  • Patermap says:

    Obviously the ancient Greeks had NO concept of online anything.  

    The ecclesia continues to exist as a COMMUNITY gathered around and in Christ even as the members are dismissed to go out into the world of their daily vocations.  The gathering is defined by Christ and His Word, not by ancient Greek democratic principles or practices.  Christ transforms everything.  He can do that, being Almighty God Incarnate. 

    • GWB says:

      While I agree that you can still have a “gathering together” virtually (I am very involved in a virtual world), there is a component of actual togetherness missing. Its absence doesn’t have to be destructive of relationships, but it’s nothing to sneeze at.

      It is better than being wholly apart. But it’s not quite as good as being together.

      (If nothing else, our pastor can’t hear everyone saying “Amen!” to a good point in his homily. 😉 )

  • Charles N. Steele says:

    I would be interested in hearing where in the Constitution the Federal government is granted the power to cancel in-person church services. If it isn’t given, they don’t have it, not legitimately.

    I don’t know about your state constitution, but so far as I can tell, ours (MI) does not grants the governor the powers she’s wielding. This is extremely dangerous.

    • GWB says:

      I would say the ability to quarantine is under the “general welfare” clause. It’s a very valid governmental power. But, no, quarantining citizens within the country is not really an exercise of the federal gov’t’s power. They could conceivably cut off a state from other states. They could shut down the national borders. But, quarantine Dallas? No. Shut down church services specifically*? No.

      This is one of those spots where our inner libertarian and inner conservative** should struggle. We should know that these powers are necessary, but jealously watch their use to ensure no one is going to turn the ratchet even one notch.

      (* Requiring everyone to turn off radio transmitters at night so the enemy can’t use them to home in would be a general, useful, generic shutdown. Requiring only certain transmitters to be shut down would require a lot more scrutiny. So, if banning crowds over 10 people is prudent [I’m not saying it is], then a natural result of that is mostly shutting down church services. Shutting down church services specifically – without that broader restriction – would be suspect, at best.)
      (** Terms used for convenience and common usage.)

Leave a Reply

Your email address will not be published.
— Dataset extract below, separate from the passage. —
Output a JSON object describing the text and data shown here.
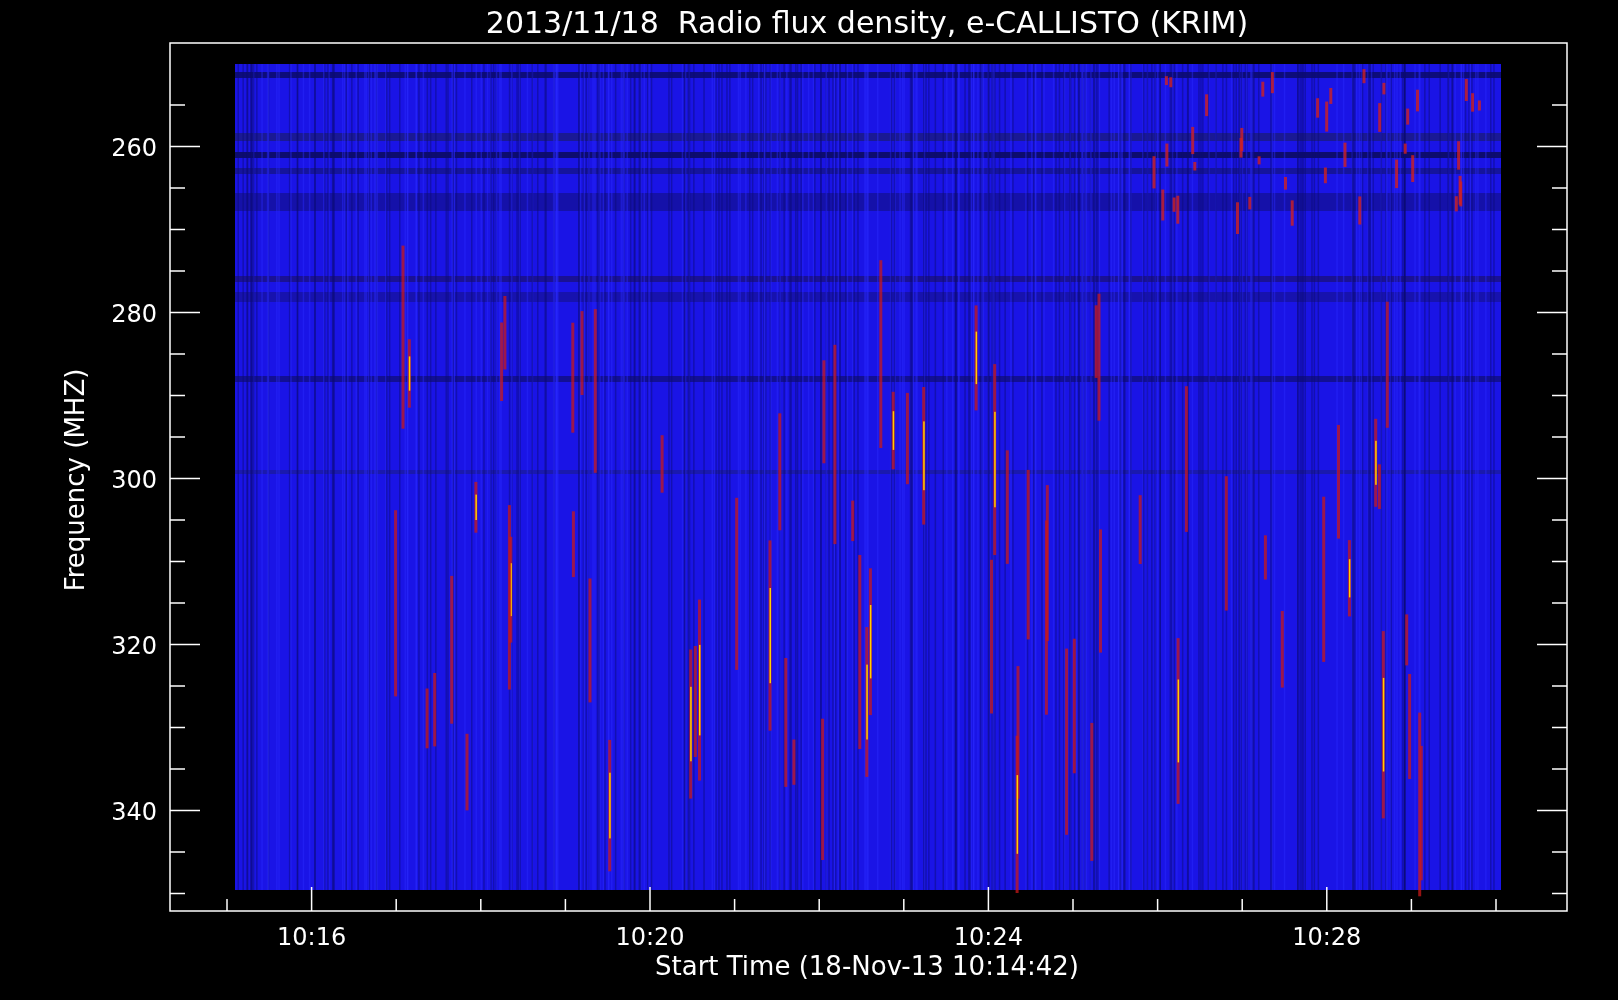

Become a Victory Girl!

Are you interested in writing for Victory Girls? If you’d like to blog about politics and current events from a conservative POV, send us a writing sample here.
Ava Gardner